### [Exercise input]
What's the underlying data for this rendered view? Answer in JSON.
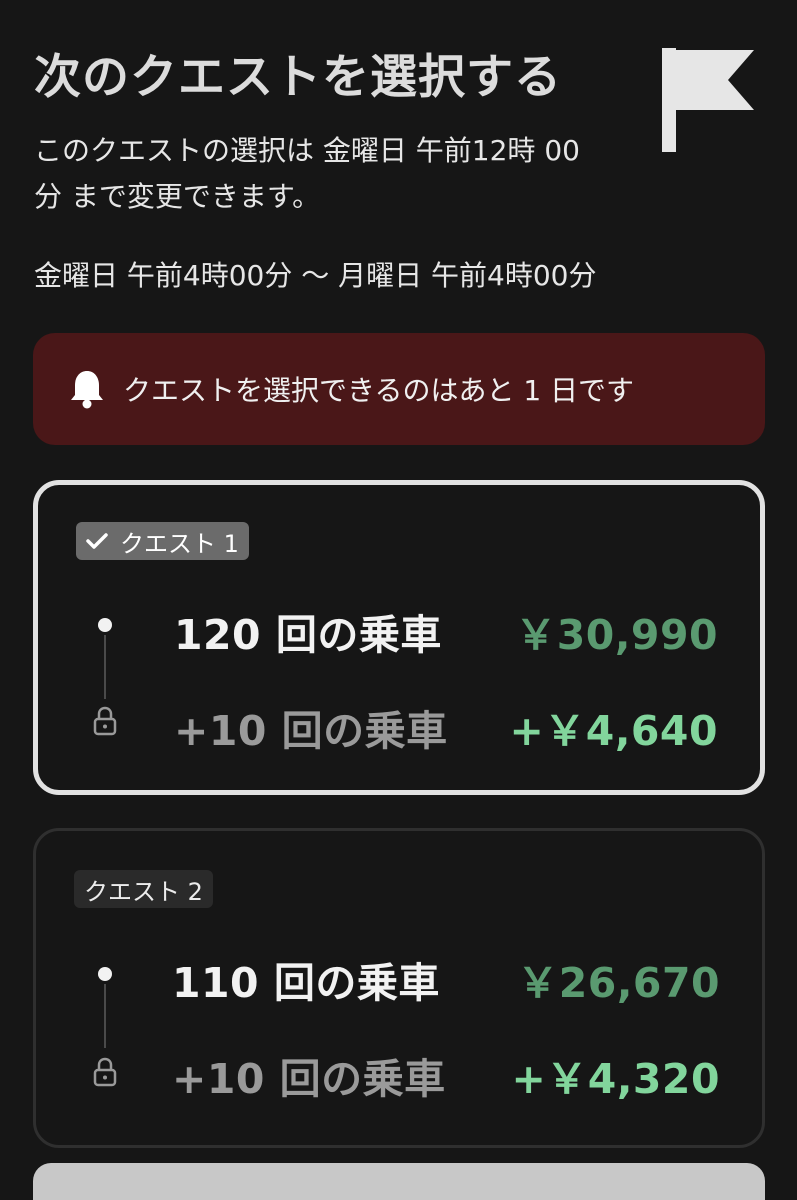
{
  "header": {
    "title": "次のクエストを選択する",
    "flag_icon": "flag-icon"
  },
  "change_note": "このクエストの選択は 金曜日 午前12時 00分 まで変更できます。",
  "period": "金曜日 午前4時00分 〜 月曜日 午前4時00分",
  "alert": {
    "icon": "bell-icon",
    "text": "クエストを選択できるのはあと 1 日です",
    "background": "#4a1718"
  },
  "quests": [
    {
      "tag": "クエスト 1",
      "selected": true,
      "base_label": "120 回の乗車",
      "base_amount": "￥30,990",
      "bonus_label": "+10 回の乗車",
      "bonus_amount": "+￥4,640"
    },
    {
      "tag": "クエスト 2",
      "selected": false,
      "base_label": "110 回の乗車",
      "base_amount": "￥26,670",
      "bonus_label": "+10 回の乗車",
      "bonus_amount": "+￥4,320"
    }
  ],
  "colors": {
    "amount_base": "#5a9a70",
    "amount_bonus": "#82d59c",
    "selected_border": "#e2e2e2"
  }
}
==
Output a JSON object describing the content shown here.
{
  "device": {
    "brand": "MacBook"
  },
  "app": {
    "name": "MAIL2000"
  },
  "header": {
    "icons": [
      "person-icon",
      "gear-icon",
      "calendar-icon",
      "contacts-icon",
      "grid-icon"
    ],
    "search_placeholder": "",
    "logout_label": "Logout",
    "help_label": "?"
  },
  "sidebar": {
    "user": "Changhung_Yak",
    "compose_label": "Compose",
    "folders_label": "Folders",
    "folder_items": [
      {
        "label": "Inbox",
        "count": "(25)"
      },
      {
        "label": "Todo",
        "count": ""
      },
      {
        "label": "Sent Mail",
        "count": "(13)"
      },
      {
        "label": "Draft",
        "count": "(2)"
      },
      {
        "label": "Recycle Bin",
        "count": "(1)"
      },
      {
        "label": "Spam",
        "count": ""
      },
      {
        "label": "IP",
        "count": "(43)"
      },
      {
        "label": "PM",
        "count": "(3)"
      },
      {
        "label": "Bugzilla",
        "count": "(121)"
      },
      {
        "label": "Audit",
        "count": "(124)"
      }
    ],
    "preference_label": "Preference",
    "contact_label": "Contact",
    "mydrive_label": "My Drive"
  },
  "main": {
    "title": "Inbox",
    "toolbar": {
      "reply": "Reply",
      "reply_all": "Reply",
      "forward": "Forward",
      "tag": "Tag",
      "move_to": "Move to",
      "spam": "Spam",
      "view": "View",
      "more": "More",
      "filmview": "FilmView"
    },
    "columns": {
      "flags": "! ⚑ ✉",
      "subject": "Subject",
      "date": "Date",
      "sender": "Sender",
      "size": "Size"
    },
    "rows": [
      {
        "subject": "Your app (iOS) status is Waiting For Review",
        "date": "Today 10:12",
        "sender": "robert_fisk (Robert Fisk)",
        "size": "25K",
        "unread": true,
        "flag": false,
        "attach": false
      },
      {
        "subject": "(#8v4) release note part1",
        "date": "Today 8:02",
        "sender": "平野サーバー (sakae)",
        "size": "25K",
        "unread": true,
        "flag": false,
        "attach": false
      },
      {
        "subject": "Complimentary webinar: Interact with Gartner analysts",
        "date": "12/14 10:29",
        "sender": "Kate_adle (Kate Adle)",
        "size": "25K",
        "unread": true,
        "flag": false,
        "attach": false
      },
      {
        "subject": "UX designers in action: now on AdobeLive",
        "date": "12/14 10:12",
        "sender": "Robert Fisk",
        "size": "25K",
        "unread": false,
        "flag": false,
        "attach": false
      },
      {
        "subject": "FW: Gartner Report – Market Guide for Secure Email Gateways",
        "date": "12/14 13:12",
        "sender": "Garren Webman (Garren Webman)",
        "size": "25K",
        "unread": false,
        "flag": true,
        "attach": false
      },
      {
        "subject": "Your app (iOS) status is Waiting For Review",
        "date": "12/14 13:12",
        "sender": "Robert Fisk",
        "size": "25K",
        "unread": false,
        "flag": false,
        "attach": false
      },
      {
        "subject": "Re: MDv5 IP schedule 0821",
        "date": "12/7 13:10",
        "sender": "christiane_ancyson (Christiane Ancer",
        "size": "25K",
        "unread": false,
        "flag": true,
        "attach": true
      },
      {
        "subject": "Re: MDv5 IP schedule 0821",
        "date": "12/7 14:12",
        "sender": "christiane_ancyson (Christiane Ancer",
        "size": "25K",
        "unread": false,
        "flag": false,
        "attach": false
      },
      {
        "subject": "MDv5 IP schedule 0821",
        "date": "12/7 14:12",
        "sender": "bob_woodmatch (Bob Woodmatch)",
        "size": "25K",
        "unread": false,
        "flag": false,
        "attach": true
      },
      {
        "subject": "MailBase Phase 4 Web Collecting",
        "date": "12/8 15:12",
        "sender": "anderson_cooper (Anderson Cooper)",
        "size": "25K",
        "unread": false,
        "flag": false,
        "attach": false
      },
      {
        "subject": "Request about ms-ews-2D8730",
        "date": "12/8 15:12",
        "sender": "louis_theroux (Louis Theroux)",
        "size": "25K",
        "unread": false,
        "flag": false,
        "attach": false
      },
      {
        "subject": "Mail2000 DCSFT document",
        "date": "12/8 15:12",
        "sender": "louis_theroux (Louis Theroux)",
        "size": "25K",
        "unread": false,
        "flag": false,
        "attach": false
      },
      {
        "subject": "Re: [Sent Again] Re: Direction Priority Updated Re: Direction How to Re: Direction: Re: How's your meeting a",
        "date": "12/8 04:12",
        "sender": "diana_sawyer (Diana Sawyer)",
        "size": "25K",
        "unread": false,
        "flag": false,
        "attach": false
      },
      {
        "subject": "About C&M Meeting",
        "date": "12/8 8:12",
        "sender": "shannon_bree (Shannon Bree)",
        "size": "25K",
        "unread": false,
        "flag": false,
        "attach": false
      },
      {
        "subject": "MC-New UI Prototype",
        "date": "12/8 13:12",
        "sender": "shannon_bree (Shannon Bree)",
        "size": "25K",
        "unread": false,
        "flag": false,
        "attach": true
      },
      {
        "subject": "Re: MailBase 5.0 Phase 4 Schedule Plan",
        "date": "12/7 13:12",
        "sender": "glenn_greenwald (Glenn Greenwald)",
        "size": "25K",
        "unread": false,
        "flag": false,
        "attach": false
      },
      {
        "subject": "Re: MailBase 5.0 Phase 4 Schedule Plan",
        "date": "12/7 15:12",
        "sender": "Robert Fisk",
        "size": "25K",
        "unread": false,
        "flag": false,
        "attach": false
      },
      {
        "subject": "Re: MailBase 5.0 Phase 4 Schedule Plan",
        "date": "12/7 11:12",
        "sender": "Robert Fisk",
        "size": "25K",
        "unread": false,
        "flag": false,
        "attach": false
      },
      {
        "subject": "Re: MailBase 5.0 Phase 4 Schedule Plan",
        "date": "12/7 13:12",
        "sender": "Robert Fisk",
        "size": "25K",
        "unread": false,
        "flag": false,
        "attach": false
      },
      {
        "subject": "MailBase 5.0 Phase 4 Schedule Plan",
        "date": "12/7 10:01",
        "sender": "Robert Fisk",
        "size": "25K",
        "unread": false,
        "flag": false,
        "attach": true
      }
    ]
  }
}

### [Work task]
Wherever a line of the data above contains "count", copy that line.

### [Expected answer]
        "count": "(25)"
        "count": ""
        "count": "(13)"
        "count": "(2)"
        "count": "(1)"
        "count": ""
        "count": "(43)"
        "count": "(3)"
        "count": "(121)"
        "count": "(124)"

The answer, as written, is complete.